NSF Division of Environmental Biology (core programs) (DEB)

This opportunity supports research and training on evolutionary and ecological processes acting at the level of populations, species, communities, and ecosystems. DEB encourages research that elucidates fundamental principles that identify and explain the unity and diversity of life and its interactions with the environment over space and time. Research may incorporate field, laboratory, or collection-based approaches; observational or manipulative studies; synthesis activities; phylogenetic discovery projects; or theoretical approaches involving analytical, statistical, or computational modeling.

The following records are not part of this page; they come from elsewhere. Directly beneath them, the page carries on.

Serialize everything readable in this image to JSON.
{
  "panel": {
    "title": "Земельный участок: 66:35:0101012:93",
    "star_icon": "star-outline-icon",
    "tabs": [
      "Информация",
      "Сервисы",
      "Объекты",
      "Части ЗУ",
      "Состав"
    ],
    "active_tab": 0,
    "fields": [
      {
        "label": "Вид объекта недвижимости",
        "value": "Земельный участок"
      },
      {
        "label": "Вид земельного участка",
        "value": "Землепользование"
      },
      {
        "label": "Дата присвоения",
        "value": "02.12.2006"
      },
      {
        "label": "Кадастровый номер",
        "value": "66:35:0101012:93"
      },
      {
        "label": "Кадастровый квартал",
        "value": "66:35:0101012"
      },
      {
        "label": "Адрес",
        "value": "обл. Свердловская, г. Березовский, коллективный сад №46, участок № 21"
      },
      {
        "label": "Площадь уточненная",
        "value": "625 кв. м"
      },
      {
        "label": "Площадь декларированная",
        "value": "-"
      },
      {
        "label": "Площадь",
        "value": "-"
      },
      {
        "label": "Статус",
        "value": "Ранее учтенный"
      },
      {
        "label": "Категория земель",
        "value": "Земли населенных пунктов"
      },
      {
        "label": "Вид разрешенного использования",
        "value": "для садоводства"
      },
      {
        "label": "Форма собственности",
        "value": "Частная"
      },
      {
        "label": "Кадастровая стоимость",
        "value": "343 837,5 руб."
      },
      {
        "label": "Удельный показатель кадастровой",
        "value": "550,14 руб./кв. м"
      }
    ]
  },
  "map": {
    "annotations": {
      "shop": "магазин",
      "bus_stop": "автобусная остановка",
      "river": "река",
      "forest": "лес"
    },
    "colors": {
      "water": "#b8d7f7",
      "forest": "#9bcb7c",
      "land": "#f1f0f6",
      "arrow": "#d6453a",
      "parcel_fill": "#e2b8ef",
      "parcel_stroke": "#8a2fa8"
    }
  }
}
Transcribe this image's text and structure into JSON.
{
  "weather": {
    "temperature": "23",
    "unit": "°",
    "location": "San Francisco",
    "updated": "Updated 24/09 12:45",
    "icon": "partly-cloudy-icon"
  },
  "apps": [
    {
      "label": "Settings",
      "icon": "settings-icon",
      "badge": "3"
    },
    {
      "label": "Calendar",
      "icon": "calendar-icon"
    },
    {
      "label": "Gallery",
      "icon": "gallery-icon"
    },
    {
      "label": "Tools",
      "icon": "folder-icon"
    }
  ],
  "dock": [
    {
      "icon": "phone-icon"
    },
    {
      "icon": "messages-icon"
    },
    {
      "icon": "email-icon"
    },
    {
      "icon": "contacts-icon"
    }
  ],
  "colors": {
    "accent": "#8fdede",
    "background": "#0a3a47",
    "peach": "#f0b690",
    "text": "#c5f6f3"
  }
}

Proposals should be submitted to the core clusters (Ecosystem Science, Evolutionary Processes, Population and Community Ecology, and Systematics and Biodiversity Science). DEB also encourages interdisciplinary proposals that cross conceptual boundaries and integrate over levels of biological organization or across multiple spatial and temporal scales. Research addressing ecology and ecosystem science in the marine biome should be directed to the Biological Oceanography Program in the Division of Ocean Sciences; research addressing evolution and systematics in the marine biome should be directed to the Evolutionary Processes or Systematics and Biodiversity Science programs in DEB. All DEB programs also encourage proposals that leverage NSF-supported data networks, databases, centers, and other forms of scientific infrastructure, including but not limited to the National Ecological Observatory Network (NEON), Long-Term Ecological Research (LTER), Environmental Data Initiative (EDI), and Integrated Digitized Biocollections (iDigBio).
Deadline: Full proposals accepted anytime

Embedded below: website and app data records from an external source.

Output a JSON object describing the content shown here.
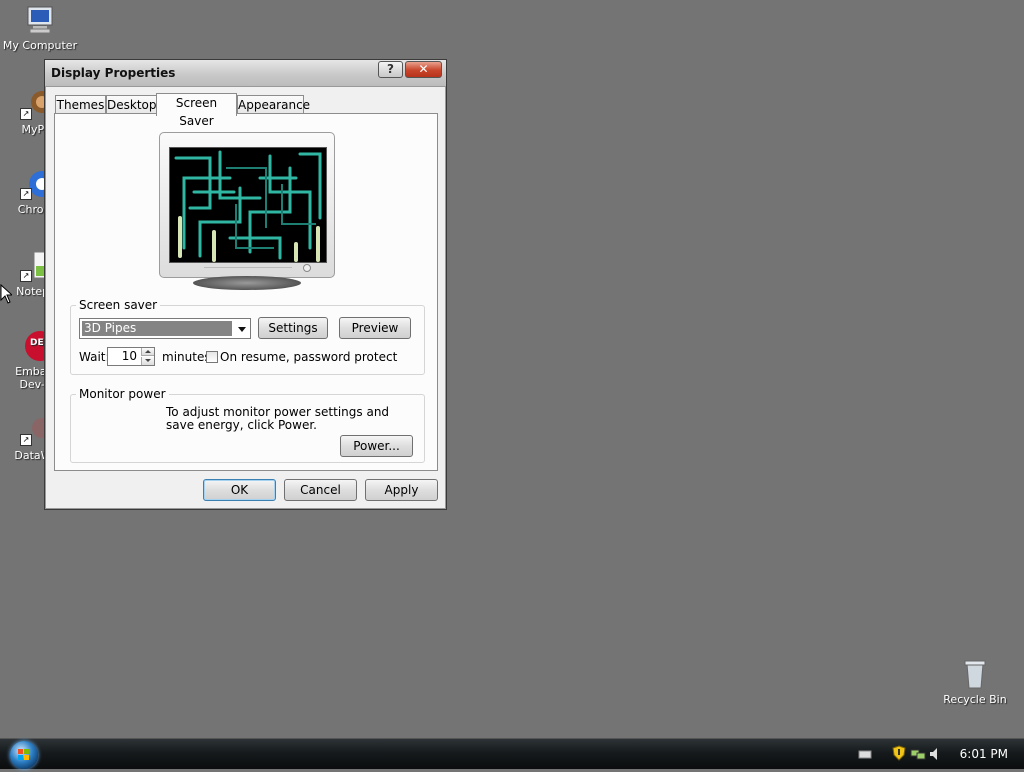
{
  "desktop": {
    "icons": [
      {
        "label": "My Computer"
      },
      {
        "label": "MyPa"
      },
      {
        "label": "Chrom"
      },
      {
        "label": "Notepa"
      },
      {
        "label": "Embarc"
      },
      {
        "label": "Dev-C"
      },
      {
        "label": "DataWa"
      },
      {
        "label": "Recycle Bin"
      }
    ],
    "dev_icon_text": "DEV"
  },
  "window": {
    "title": "Display Properties",
    "help_glyph": "?",
    "close_glyph": "✕",
    "tabs": [
      {
        "label": "Themes"
      },
      {
        "label": "Desktop"
      },
      {
        "label": "Screen Saver"
      },
      {
        "label": "Appearance"
      }
    ],
    "screen_saver": {
      "group_label": "Screen saver",
      "selected": "3D Pipes",
      "settings_label": "Settings",
      "preview_label": "Preview",
      "wait_label": "Wait:",
      "wait_value": "10",
      "minutes_label": "minutes",
      "password_label": "On resume, password protect",
      "password_checked": false
    },
    "monitor_power": {
      "group_label": "Monitor power",
      "text": "To adjust monitor power settings and save energy, click Power.",
      "power_label": "Power..."
    },
    "buttons": {
      "ok": "OK",
      "cancel": "Cancel",
      "apply": "Apply"
    }
  },
  "taskbar": {
    "clock": "6:01 PM"
  },
  "colors": {
    "desktop": "#747474",
    "pipe": "#2fb7a4",
    "taskbar": "#161a1c"
  }
}
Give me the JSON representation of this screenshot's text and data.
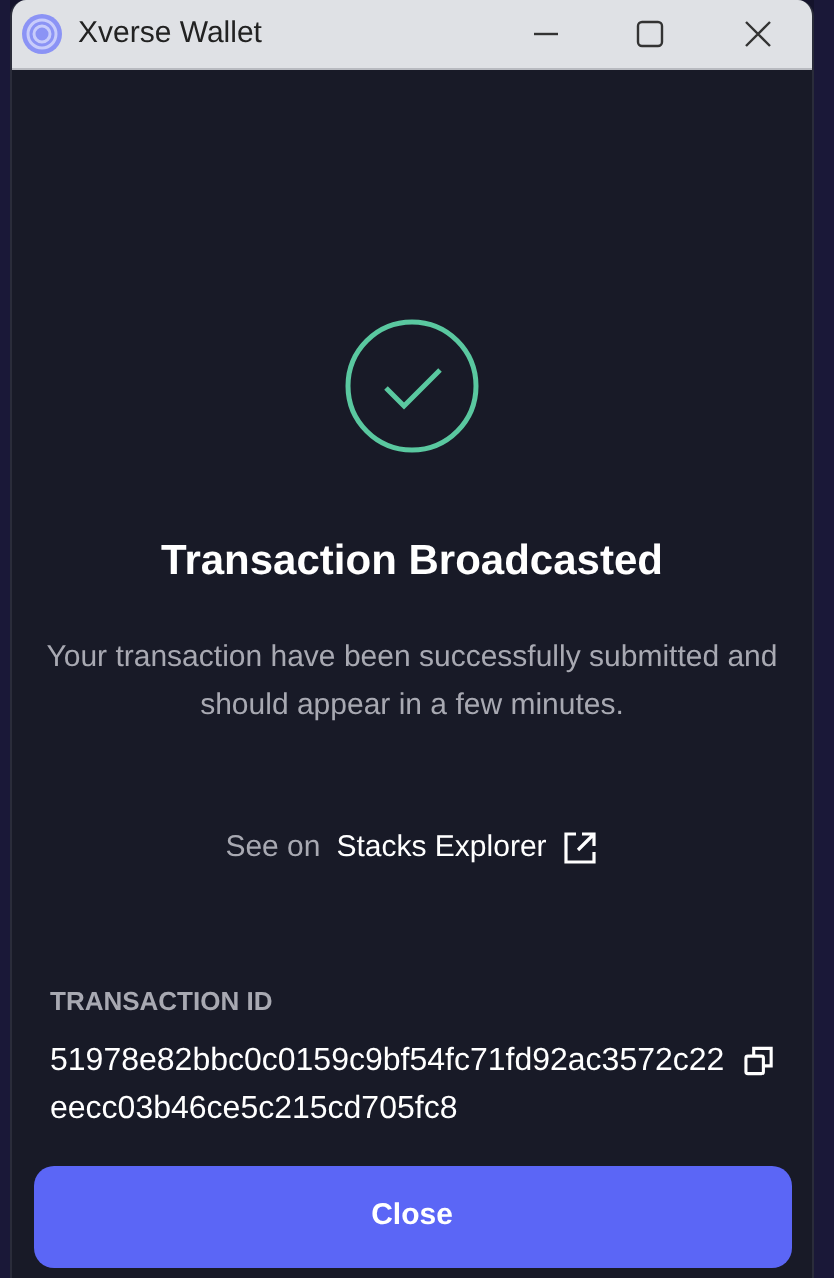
{
  "window": {
    "title": "Xverse Wallet"
  },
  "status": {
    "kind": "success",
    "title": "Transaction Broadcasted",
    "message": "Your transaction have been successfully submitted and should appear in a few minutes."
  },
  "explorer": {
    "prefix": "See on",
    "link": "Stacks Explorer"
  },
  "transaction": {
    "label": "TRANSACTION ID",
    "id": "51978e82bbc0c0159c9bf54fc71fd92ac3572c22eecc03b46ce5c215cd705fc8"
  },
  "buttons": [
    "Close"
  ]
}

The Long Term Research in Environmental Biology (LTREB) Program supports the generation of extended time series of data to address important questions in evolutionary biology, ecology, and ecosystem science. Research areas include, but are not limited to, the effects of natural selection or other evolutionary processes on populations, communities, or ecosystems; the effects of interspecific interactions that vary over time and space; population or community dynamics for organisms that have extended life spans and long turnover times; feedbacks between ecological and evolutionary processes; pools of materials such as nutrients in soils that turn over at intermediate to longer time scales; and external forcing functions such as climatic cycles that operate over long return intervals.
Deadline:  Full proposals accepted anytime

SEN: AHRQ Announces Interest in Research on Climate Change and Healthcare

T his Special Emphasis Notice (SEN) announces AHRQ’s interest in receiving health services r esearch grant applications that address the intersection of climate change and healthcare. Specifically, applications that address three primary areas: 1.  Reducing the healthcare sector’s greenhouse gas emissions and carbon footprint; 2.  Creating resilient healthcare systems and communities that can plan, prepare, respond, and adapt to climate-related threats; and 3.  Addressing the inequitable impacts of climate change. Research should  be guided by an equity lens that prioritizes protecting and empowering individuals and communities that face the highest risks and bear the highest burdens of environmental pollution and a changing climate.  AHRQ encourages research teams to submit applications in response to this SEN using AHRQ’s standing R01, R03, R18, and R13 funding opportunities ( PA-18-793 PA-18-794 PA-18-795 PA-22-238 ). AHRQ also encourages  training and education applications  that propose developing health service research skills through projects that address climate change.
Deadline: See full notice (linked above) for relevant opportunities and additional information about deadlines.